Ladder of Years
by Anne Tyler
Until a few months ago I hadn’t really heard of Anne Tyler. While we were visiting Tim’s parents his mum recommended this book to me and since then I keep seeing her everywhere. This week she was nominated for the Man Booker International Prize for her lifetime body of work. This is an intriguing book, a study of human character, and I suspect that the way a reader reacts to it is very telling. In some ways it’s a very sad story, and it definitely got me thinking.
“Baltimore woman disappears during family vacation” begins the book, or more accurately the newspaper article that precedes chapter one. The description of the missing woman, 40-year-old Cordelia Grinstead, is so vague, so comical that I thought this was some kind of ironic take on the actual news story, a character’s bitter retelling – “Her eyes are blue or gray or perhaps green”, she “avoided swimming wherever possible and…may have been a cat in her most recent incarnation”. It’s a slightly bizarre introduction to a not-at-all comic novel about the Grinstead family, with all its quirks and pecularities.

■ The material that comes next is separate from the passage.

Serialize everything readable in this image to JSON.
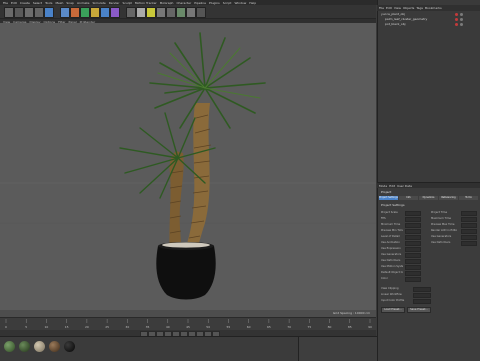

I had assumed, from that beginning and the brief description I’d been given by Tim’s mum, that that would be where the story began – with the woman walking away from her family – and that the bulk of the novel would alternate between them looking for her and whatever she was doing, in a slightly detached, psychological study type of way.
Instead, the book begins weeks before the family holiday, with Cordelia, or Delia as she’s known to everyone, getting into a bizarre situation while at the supermarket – a younger man spots his estranged wife with another man and begs Delia, a complete stranger, to pose as his lover. It’s a brilliant opening – the comedy of the dichotomy between what Delia wants to buy for her family and what the young man throws into the basket, what he hisses at her not to buy because it will reveal that she has children or simply isn’t glamorous enough – and gives lots of room for Delia’s thoughts to reflect on her life, on how exciting this situation is compared with the humdrum of her usual existence, on what type of person she must be to go along with this, to drive away without half of the things she needs just to please a complete stranger.
Delia isn’t unhappy, but the more she reflects on that scene at the supermarket and other circumstances that come up in the run-up to the annual family holiday (Delia, her husband Sam, their three mostly grown-up children, both Delia’s sisters and her two nieces) she becomes, not exactly dissatisfied, but aware of herself and how other people see her and how little she appears to matter in anyone else’s life.
The book follows Delia all along, revealing every thought, every indecision, every awareness, every doubt. It is fascinating to watch as she walks away from her family aimlessly, catches a lift with no particular destination in mind, and creates a whole new life for herself. She dresses differently, interacts differently with people, reads a different type of book and, importantly, is delighted whenever anyone comments on her independence. From then on the question is: will she stay here? Will she take this new Delia back home to her family? Will she move on again when this new life becomes humdrum?
I wasn’t altogether satisfied by the ending, but then I don’t think I ever quite empathised with Delia. I understand the need for a change, to search herself for a while, but it seems such a cold, cruel way of going about it. And she does spend a lot of the book seeming a little empty, distracted, not quite there, so when she is moved by events toward the end of the book it is clear that she has finally figured out where she belongs, what and who she cares about. But again she goes about it in such a cold way.
Despite my difficulty with Delia, I really enjoyed this book. I may not empathise, but hers is still a fascinating head to get inside. It really did get me thinking about that common complaint of being unappreciated, trapped in a marriage that has lost all the spark and with the children about to leave home – what’s left? Everybody wants to feel needed, right?
First published in 1982.